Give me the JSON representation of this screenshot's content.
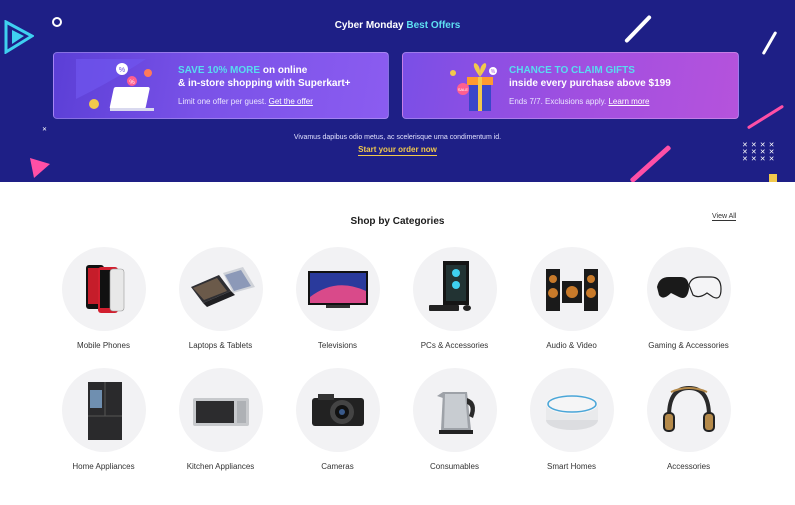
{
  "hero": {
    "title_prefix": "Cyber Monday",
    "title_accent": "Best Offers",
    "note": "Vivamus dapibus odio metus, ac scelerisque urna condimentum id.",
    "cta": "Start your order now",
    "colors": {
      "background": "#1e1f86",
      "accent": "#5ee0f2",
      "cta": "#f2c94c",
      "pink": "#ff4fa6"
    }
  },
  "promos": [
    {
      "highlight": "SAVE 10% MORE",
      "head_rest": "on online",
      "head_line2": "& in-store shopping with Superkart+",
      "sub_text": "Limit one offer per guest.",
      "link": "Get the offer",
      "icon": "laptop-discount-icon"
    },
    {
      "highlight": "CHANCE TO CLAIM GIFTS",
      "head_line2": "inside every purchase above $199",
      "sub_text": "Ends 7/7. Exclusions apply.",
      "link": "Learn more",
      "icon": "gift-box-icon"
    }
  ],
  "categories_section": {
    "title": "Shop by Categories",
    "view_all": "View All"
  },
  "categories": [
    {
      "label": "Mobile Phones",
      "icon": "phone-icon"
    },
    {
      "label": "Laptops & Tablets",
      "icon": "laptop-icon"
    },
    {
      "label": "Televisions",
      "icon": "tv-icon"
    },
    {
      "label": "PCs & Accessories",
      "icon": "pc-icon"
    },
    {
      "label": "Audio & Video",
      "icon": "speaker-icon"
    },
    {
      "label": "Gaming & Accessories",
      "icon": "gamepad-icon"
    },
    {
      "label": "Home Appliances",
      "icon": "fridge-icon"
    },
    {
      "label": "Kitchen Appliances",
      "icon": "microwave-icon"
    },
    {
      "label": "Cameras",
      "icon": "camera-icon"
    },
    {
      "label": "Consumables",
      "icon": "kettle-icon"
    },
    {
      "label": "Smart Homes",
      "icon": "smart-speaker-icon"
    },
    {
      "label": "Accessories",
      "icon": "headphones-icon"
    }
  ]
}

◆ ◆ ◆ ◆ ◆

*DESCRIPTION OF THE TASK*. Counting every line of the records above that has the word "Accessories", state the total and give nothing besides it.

*TASK RESULT*. 3